Eric and Barb transitioned from students to teachers in the early 1990s when Nancy Hillard of Caledonia, the previous free-form basket instructor at the annual Christianson Native Craft Workshop, retired. They were asked to take over her classes.
Nancy gave Eric some of her books and taught him the basics. After Nancy's death, her family gave the rest of her basket books to Eric and Barb for their use. The workshop class is taught al fresco, with students weaving outside under shade trees and even foraging for some materials.
Eric and Barb enjoy seeing the students’ creativity show up in their baskets. No two are ever alike.
Basket-making isn’t the only thing Eric and Barb enjoy doing together. A Renaissance couple, their diverse interests range from gardening to ballroom dancing to bee keeping. Eric enjoys woodturning, throwing pots, and blacksmithing. Barb likes weaving, cooking, and home food preservation. They are active in their church and with a number of charitable organizations.
Both are Master Gardeners and enjoy heirloom gardening and seed collecting. Barb teaches flower-pressing classes through the Master Gardener program, and they both volunteer each year to plant the flower gardens at the Kids Across America Camp near Golden. About 700 urban youth from around the country attend the camp each week in the summer.
Eric also enjoyed teaching a staff member of Kanakuk Kamps in Branson how to harvest materials in the wild and use them to make baskets as part of the camp’s survival class series. The baskets the campers created were primitive but functional.

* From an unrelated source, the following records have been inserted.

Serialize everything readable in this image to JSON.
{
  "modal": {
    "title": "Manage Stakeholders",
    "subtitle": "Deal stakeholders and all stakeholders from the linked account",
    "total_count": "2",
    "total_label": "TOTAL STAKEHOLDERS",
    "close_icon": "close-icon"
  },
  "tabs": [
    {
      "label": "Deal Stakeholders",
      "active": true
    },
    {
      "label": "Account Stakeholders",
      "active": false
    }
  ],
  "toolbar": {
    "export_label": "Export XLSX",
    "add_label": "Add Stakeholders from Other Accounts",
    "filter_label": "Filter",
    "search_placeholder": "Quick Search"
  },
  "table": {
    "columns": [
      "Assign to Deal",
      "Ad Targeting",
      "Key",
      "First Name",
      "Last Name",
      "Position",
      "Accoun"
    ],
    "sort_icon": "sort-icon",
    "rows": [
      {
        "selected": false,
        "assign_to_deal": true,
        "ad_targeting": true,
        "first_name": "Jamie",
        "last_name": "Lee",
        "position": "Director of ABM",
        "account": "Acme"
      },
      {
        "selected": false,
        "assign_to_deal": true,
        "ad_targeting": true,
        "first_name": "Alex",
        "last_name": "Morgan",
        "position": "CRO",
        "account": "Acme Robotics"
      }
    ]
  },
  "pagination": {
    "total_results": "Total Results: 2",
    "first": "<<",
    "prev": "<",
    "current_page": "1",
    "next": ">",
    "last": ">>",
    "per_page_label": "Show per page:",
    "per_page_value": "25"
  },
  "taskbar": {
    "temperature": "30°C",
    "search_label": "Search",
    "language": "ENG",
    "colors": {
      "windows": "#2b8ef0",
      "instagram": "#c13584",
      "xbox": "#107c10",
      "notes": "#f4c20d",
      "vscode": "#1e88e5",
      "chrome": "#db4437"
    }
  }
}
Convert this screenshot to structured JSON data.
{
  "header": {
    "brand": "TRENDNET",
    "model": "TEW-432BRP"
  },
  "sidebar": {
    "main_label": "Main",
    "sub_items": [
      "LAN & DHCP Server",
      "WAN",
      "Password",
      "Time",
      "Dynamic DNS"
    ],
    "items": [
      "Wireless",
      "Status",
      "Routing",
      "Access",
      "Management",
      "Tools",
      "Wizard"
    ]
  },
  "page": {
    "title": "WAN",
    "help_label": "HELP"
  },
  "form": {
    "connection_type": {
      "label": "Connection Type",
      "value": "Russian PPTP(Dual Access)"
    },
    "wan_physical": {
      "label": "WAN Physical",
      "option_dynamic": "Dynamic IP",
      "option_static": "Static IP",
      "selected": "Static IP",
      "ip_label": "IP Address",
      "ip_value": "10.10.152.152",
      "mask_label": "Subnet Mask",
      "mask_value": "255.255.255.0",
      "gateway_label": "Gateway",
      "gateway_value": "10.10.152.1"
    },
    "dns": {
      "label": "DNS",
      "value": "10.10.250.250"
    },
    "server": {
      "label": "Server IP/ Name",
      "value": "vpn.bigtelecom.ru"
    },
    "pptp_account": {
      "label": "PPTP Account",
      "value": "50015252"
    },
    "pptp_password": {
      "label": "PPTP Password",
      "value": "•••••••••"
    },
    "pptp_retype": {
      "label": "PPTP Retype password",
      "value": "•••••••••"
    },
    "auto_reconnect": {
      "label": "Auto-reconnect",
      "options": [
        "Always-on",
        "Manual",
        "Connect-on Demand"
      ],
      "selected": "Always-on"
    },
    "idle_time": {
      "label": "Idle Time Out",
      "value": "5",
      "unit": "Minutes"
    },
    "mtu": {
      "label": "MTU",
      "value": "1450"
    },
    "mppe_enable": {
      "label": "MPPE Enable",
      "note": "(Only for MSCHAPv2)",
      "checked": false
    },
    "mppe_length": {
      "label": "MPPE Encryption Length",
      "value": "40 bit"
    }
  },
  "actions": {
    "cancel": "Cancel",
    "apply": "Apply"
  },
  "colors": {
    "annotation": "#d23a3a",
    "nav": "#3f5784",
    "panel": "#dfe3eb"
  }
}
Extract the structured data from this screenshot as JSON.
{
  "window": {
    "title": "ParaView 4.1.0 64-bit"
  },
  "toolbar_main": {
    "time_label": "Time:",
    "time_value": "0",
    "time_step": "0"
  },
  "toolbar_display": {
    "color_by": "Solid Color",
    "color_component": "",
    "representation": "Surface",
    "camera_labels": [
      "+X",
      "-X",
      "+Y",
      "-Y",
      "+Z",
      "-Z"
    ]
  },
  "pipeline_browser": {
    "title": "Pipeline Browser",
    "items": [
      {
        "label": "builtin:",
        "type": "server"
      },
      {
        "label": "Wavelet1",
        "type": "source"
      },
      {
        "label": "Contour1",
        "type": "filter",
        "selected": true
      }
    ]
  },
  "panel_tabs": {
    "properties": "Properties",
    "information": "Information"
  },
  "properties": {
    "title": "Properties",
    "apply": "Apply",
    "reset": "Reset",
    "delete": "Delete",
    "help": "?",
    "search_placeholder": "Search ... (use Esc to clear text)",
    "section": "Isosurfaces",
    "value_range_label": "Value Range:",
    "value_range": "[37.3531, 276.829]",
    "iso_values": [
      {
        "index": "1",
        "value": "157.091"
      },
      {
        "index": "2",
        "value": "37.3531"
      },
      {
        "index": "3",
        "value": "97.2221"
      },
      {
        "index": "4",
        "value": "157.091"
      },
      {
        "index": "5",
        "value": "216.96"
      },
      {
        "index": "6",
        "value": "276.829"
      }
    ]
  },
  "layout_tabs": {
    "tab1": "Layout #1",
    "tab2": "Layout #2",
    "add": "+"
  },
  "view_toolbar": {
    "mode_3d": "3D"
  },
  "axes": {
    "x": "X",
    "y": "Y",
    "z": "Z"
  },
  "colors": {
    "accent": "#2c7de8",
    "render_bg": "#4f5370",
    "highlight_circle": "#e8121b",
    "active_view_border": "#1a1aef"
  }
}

“I’m supposed to be retired,” says Eric, who formerly manufactured brake and clutch parts for automotive and industrial purposes.
Barb’s background is in occupational health care, but when she moved to Taneyville she couldn’t find work in that field, so she started a home-based business with Mary Kay Cosmetics as an independent beauty consultant. The flexibility of that job allows her to assist Eric in teaching basket weaving and gathering materials.
Their country home reflects their artistic natures, and their family and friends are the lucky beneficiaries of their largesse – from canned goods to floral bouquets to baskets. Because, as Barb and Eric point out, it’s not just about weaving a basket, it’s about weaving friendships in the process.
Eric and Barb teach private classes by appointment in their home outside of Taneyville, near Branson in Taney County. Classes include a snack or light lunch. At a recent class, Barb served homemade breads and jams, with a big pot of homemade chicken noodle soup. Class fees vary, depending on types of materials used, size and complexity of baskets, and group size.
For information about scheduling a private basket-making class for your group, or about purchasing baskets, contact Eric or Barb at email@example.com or 417-546-5588. They have a small supply of baskets on hand, or can create customized baskets to order.
Barb and Eric teach the free-form (rib) basket class at the Christianson Native Craft Workshop held at the end of July at Shannondale Community Center, on Highway 19 between Salem and Eminence; www.christiansonnativecraft.org.
For many years, Eric has assisted at most of Betty Curry’s classes, including the annual Gibson-Curry Split Oak Basket Workshop. Betty carried on the white-oak basket tradition after her husband, Roger, passed away. For awhile now, Betty has been talking about retiring, and the word is that her October workshop will be the last. It is sold out, but there is a waiting list. For information, contact Betty Curry at 417-827-2102.
“Betty said if I’d keep working at it, I’d learn. I hope I’m getting there,” jokes Eric. He’s there, all right, and so is Barb. They've woven a life of not just baskets, but of love.
(A version of this story appeared earlier in MissouriLife.)